[Component data from apps and pages]
Content starts

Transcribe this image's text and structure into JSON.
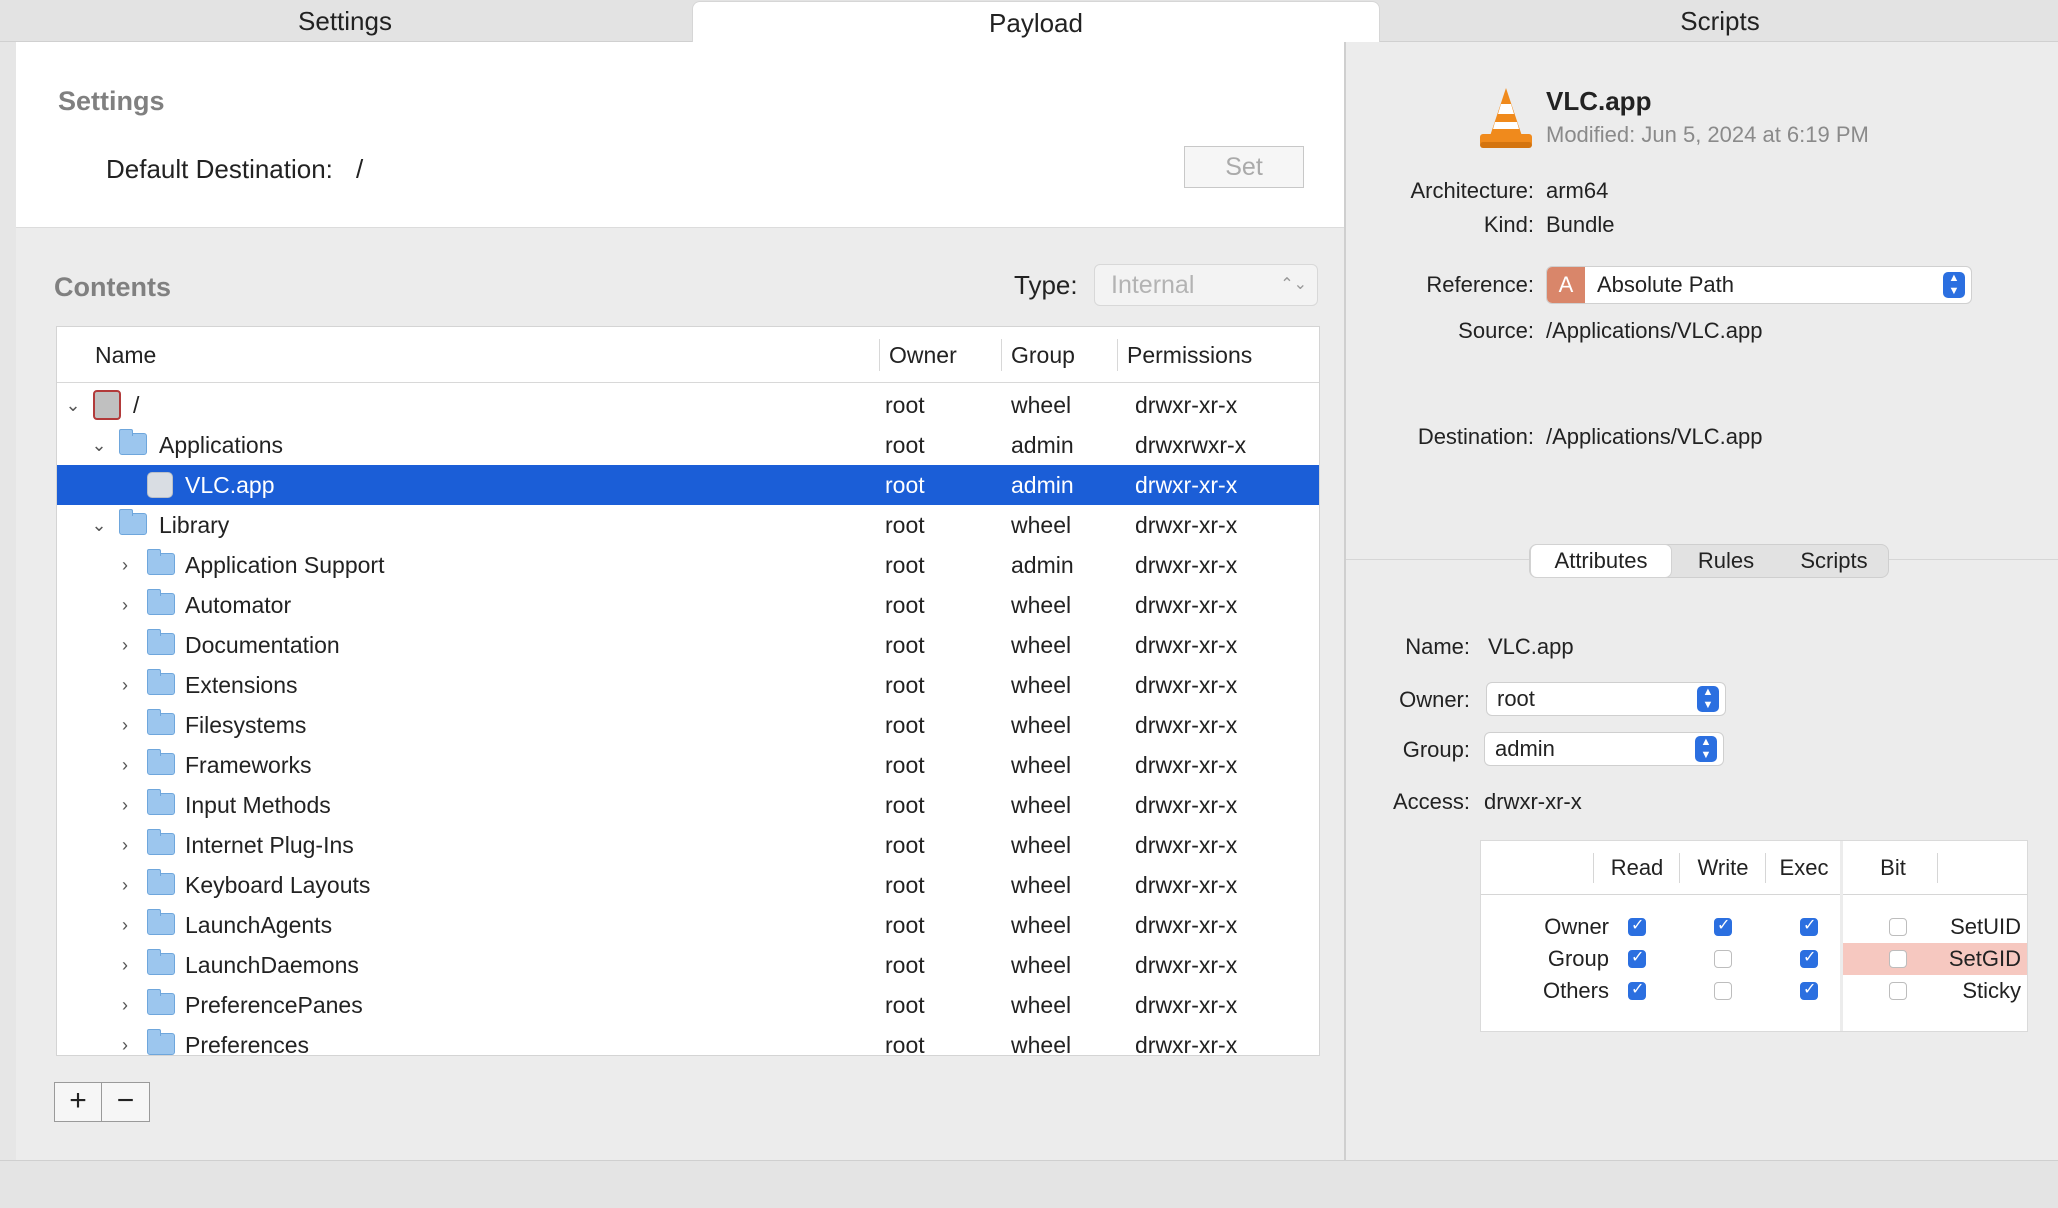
{
  "tabs": [
    {
      "label": "Settings",
      "active": false
    },
    {
      "label": "Payload",
      "active": true
    },
    {
      "label": "Scripts",
      "active": false
    }
  ],
  "settings": {
    "title": "Settings",
    "default_destination_label": "Default Destination:",
    "default_destination_value": "/",
    "set_button": "Set"
  },
  "contents": {
    "title": "Contents",
    "type_label": "Type:",
    "type_value": "Internal",
    "columns": [
      "Name",
      "Owner",
      "Group",
      "Permissions"
    ],
    "rows": [
      {
        "name": "/",
        "owner": "root",
        "group": "wheel",
        "perms": "drwxr-xr-x"
      },
      {
        "name": "Applications",
        "owner": "root",
        "group": "admin",
        "perms": "drwxrwxr-x"
      },
      {
        "name": "VLC.app",
        "owner": "root",
        "group": "admin",
        "perms": "drwxr-xr-x"
      },
      {
        "name": "Library",
        "owner": "root",
        "group": "wheel",
        "perms": "drwxr-xr-x"
      },
      {
        "name": "Application Support",
        "owner": "root",
        "group": "admin",
        "perms": "drwxr-xr-x"
      },
      {
        "name": "Automator",
        "owner": "root",
        "group": "wheel",
        "perms": "drwxr-xr-x"
      },
      {
        "name": "Documentation",
        "owner": "root",
        "group": "wheel",
        "perms": "drwxr-xr-x"
      },
      {
        "name": "Extensions",
        "owner": "root",
        "group": "wheel",
        "perms": "drwxr-xr-x"
      },
      {
        "name": "Filesystems",
        "owner": "root",
        "group": "wheel",
        "perms": "drwxr-xr-x"
      },
      {
        "name": "Frameworks",
        "owner": "root",
        "group": "wheel",
        "perms": "drwxr-xr-x"
      },
      {
        "name": "Input Methods",
        "owner": "root",
        "group": "wheel",
        "perms": "drwxr-xr-x"
      },
      {
        "name": "Internet Plug-Ins",
        "owner": "root",
        "group": "wheel",
        "perms": "drwxr-xr-x"
      },
      {
        "name": "Keyboard Layouts",
        "owner": "root",
        "group": "wheel",
        "perms": "drwxr-xr-x"
      },
      {
        "name": "LaunchAgents",
        "owner": "root",
        "group": "wheel",
        "perms": "drwxr-xr-x"
      },
      {
        "name": "LaunchDaemons",
        "owner": "root",
        "group": "wheel",
        "perms": "drwxr-xr-x"
      },
      {
        "name": "PreferencePanes",
        "owner": "root",
        "group": "wheel",
        "perms": "drwxr-xr-x"
      },
      {
        "name": "Preferences",
        "owner": "root",
        "group": "wheel",
        "perms": "drwxr-xr-x"
      }
    ],
    "add_button": "+",
    "remove_button": "−"
  },
  "inspector": {
    "app_name": "VLC.app",
    "modified": "Modified:  Jun 5, 2024 at 6:19 PM",
    "architecture_label": "Architecture:",
    "architecture_value": "arm64",
    "kind_label": "Kind:",
    "kind_value": "Bundle",
    "reference_label": "Reference:",
    "reference_badge": "A",
    "reference_value": "Absolute Path",
    "source_label": "Source:",
    "source_value": "/Applications/VLC.app",
    "destination_label": "Destination:",
    "destination_value": "/Applications/VLC.app"
  },
  "attributes": {
    "segments": [
      "Attributes",
      "Rules",
      "Scripts"
    ],
    "name_label": "Name:",
    "name_value": "VLC.app",
    "owner_label": "Owner:",
    "owner_value": "root",
    "group_label": "Group:",
    "group_value": "admin",
    "access_label": "Access:",
    "access_value": "drwxr-xr-x",
    "perm_columns": [
      "Read",
      "Write",
      "Exec",
      "Bit"
    ],
    "perm_rows": [
      {
        "label": "Owner",
        "read": true,
        "write": true,
        "exec": true,
        "bit_checked": false,
        "bit_label": "SetUID"
      },
      {
        "label": "Group",
        "read": true,
        "write": false,
        "exec": true,
        "bit_checked": false,
        "bit_label": "SetGID"
      },
      {
        "label": "Others",
        "read": true,
        "write": false,
        "exec": true,
        "bit_checked": false,
        "bit_label": "Sticky"
      }
    ]
  },
  "colors": {
    "selection": "#1b5ed7",
    "accent": "#2b6fe0",
    "setgid_highlight": "#f6c8c0"
  }
}
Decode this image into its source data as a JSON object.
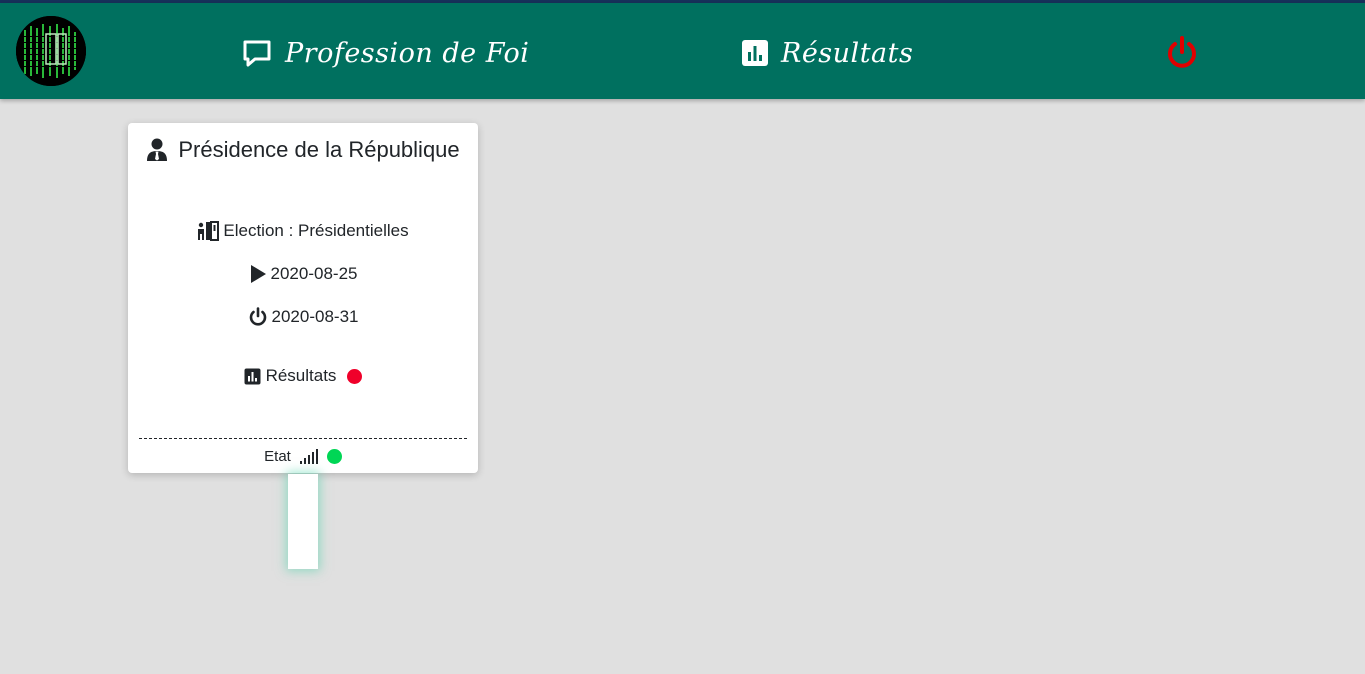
{
  "navbar": {
    "background": "#00705f",
    "logo_icon": "terminal-matrix-logo",
    "profession_label": "Profession de Foi",
    "profession_icon": "chat-bubble-icon",
    "resultats_label": "Résultats",
    "resultats_icon": "bar-chart-icon",
    "power_icon": "power-icon",
    "power_color": "#e00000"
  },
  "card": {
    "title": "Présidence de la République",
    "title_icon": "user-tie-icon",
    "election": "Election : Présidentielles",
    "election_icon": "ballot-box-icon",
    "start_date": "2020-08-25",
    "start_icon": "play-icon",
    "end_date": "2020-08-31",
    "end_icon": "power-icon",
    "results_label": "Résultats",
    "results_icon": "bar-chart-icon",
    "results_status_color": "#f0002a",
    "footer_label": "Etat",
    "footer_icon": "signal-icon",
    "footer_status_color": "#00d655"
  }
}
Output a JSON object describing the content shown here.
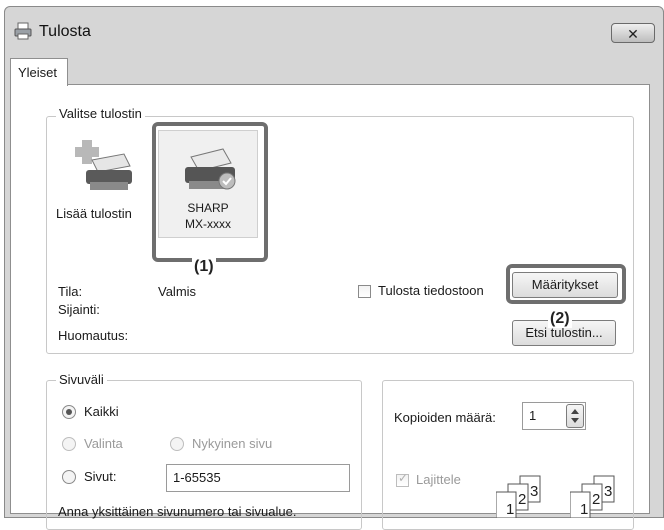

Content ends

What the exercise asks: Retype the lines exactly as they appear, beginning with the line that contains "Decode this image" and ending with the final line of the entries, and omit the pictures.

Written solution:
Decode this image into its source data as a JSON object.
{
  "navbar": {
    "background": "#00705f",
    "logo_icon": "terminal-matrix-logo",
    "profession_label": "Profession de Foi",
    "profession_icon": "chat-bubble-icon",
    "resultats_label": "Résultats",
    "resultats_icon": "bar-chart-icon",
    "power_icon": "power-icon",
    "power_color": "#e00000"
  },
  "card": {
    "title": "Présidence de la République",
    "title_icon": "user-tie-icon",
    "election": "Election : Présidentielles",
    "election_icon": "ballot-box-icon",
    "start_date": "2020-08-25",
    "start_icon": "play-icon",
    "end_date": "2020-08-31",
    "end_icon": "power-icon",
    "results_label": "Résultats",
    "results_icon": "bar-chart-icon",
    "results_status_color": "#f0002a",
    "footer_label": "Etat",
    "footer_icon": "signal-icon",
    "footer_status_color": "#00d655"
  }
}
Output a JSON object describing the content shown here.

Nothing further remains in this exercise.